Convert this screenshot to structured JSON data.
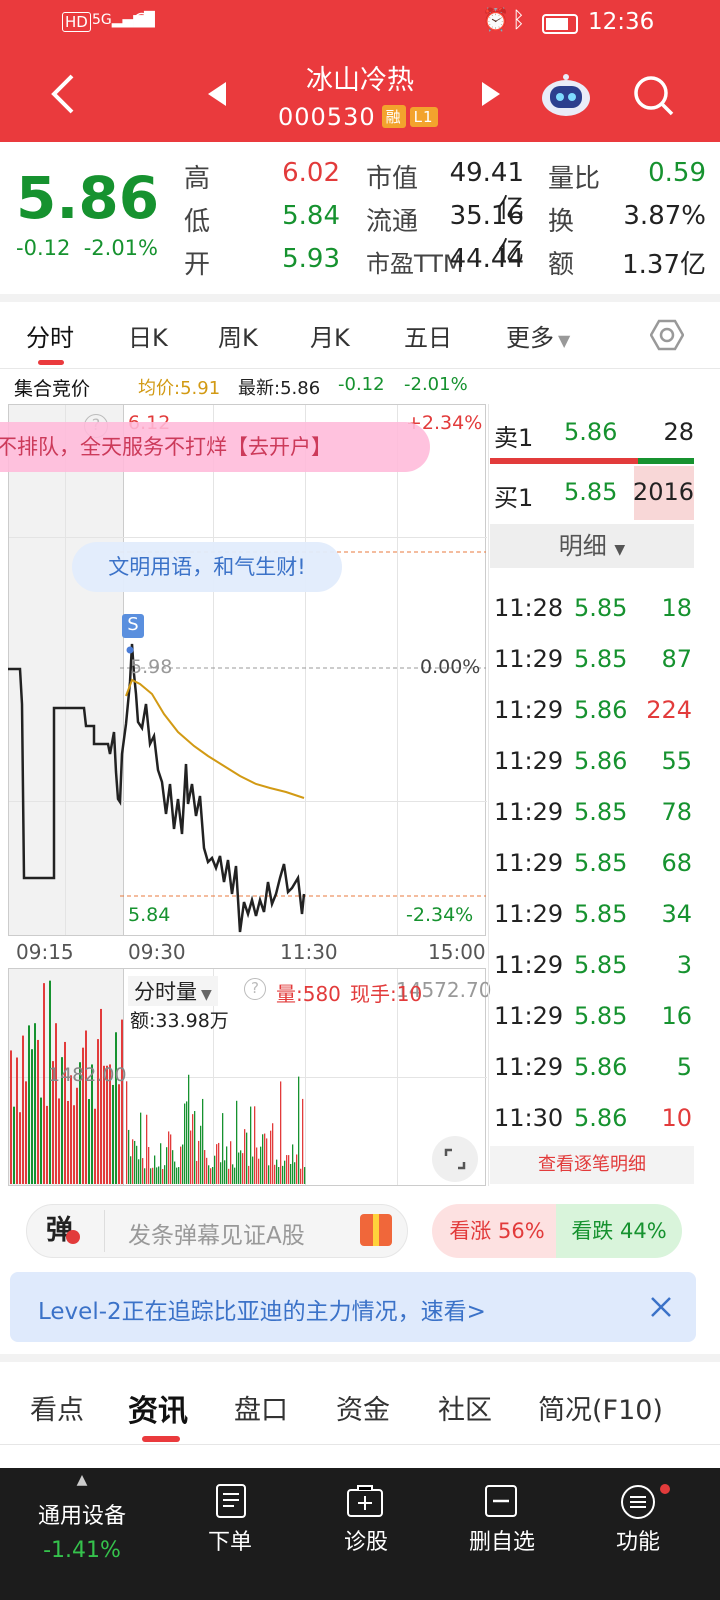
{
  "status": {
    "left_icons": "HD 5G",
    "time": "12:36"
  },
  "header": {
    "title": "冰山冷热",
    "code": "000530",
    "tag1": "融",
    "tag2": "L1"
  },
  "quote": {
    "price": "5.86",
    "change": "-0.12",
    "change_pct": "-2.01%",
    "stats": [
      {
        "label": "高",
        "value": "6.02",
        "color": "red"
      },
      {
        "label": "低",
        "value": "5.84",
        "color": "green"
      },
      {
        "label": "开",
        "value": "5.93",
        "color": "green"
      }
    ],
    "stats2": [
      {
        "label": "市值",
        "value": "49.41亿"
      },
      {
        "label": "流通",
        "value": "35.16亿"
      },
      {
        "label": "市盈TTM",
        "value": "44.44"
      }
    ],
    "stats3": [
      {
        "label": "量比",
        "value": "0.59",
        "color": "green"
      },
      {
        "label": "换",
        "value": "3.87%",
        "color": "black"
      },
      {
        "label": "额",
        "value": "1.37亿",
        "color": "black"
      }
    ]
  },
  "tabs": [
    "分时",
    "日K",
    "周K",
    "月K",
    "五日",
    "更多"
  ],
  "info_bar": {
    "auction": "集合竞价",
    "avg": "均价:5.91",
    "latest": "最新:5.86",
    "chg": "-0.12",
    "pct": "-2.01%"
  },
  "chart": {
    "top_price": "6.12",
    "top_pct": "+2.34%",
    "mid_price": "5.98",
    "mid_pct": "0.00%",
    "bot_price": "5.84",
    "bot_pct": "-2.34%",
    "times": [
      "09:15",
      "09:30",
      "11:30",
      "15:00"
    ],
    "ad_banner": "开户不排队，全天服务不打烊【去开户】",
    "chat_banner": "文明用语，和气生财!",
    "marker": "S"
  },
  "volume": {
    "selector": "分时量",
    "vol": "量:580",
    "hand": "现手:10",
    "max": "14572.70",
    "amount": "额:33.98万",
    "mid": "1482.00"
  },
  "orderbook": {
    "sell": {
      "label": "卖1",
      "price": "5.86",
      "qty": "28"
    },
    "buy": {
      "label": "买1",
      "price": "5.85",
      "qty": "2016"
    },
    "detail_label": "明细",
    "trades": [
      {
        "t": "11:28",
        "p": "5.85",
        "q": "18",
        "c": "green"
      },
      {
        "t": "11:29",
        "p": "5.85",
        "q": "87",
        "c": "green"
      },
      {
        "t": "11:29",
        "p": "5.86",
        "q": "224",
        "c": "red"
      },
      {
        "t": "11:29",
        "p": "5.86",
        "q": "55",
        "c": "green"
      },
      {
        "t": "11:29",
        "p": "5.85",
        "q": "78",
        "c": "green"
      },
      {
        "t": "11:29",
        "p": "5.85",
        "q": "68",
        "c": "green"
      },
      {
        "t": "11:29",
        "p": "5.85",
        "q": "34",
        "c": "green"
      },
      {
        "t": "11:29",
        "p": "5.85",
        "q": "3",
        "c": "green"
      },
      {
        "t": "11:29",
        "p": "5.85",
        "q": "16",
        "c": "green"
      },
      {
        "t": "11:29",
        "p": "5.86",
        "q": "5",
        "c": "green"
      },
      {
        "t": "11:30",
        "p": "5.86",
        "q": "10",
        "c": "red"
      }
    ],
    "view_all": "查看逐笔明细"
  },
  "danmu": {
    "icon": "弹",
    "placeholder": "发条弹幕见证A股",
    "up": "看涨 56%",
    "down": "看跌 44%"
  },
  "level2": {
    "text": "Level-2正在追踪比亚迪的主力情况，速看>"
  },
  "bottom_tabs": [
    "看点",
    "资讯",
    "盘口",
    "资金",
    "社区",
    "简况(F10)"
  ],
  "nav": {
    "sector": "通用设备",
    "sector_pct": "-1.41%",
    "items": [
      "下单",
      "诊股",
      "删自选",
      "功能"
    ]
  },
  "colors": {
    "header": "#ea3a3d",
    "up": "#e23b3b",
    "down": "#16922f",
    "avg": "#d29a14"
  }
}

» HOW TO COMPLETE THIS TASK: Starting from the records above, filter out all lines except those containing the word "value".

» PROBLEM SOLUTION:
        "value": "6.02",
        "value": "5.84",
        "value": "5.93",
        "value": "49.41亿"
        "value": "35.16亿"
        "value": "44.44"
        "value": "0.59",
        "value": "3.87%",
        "value": "1.37亿",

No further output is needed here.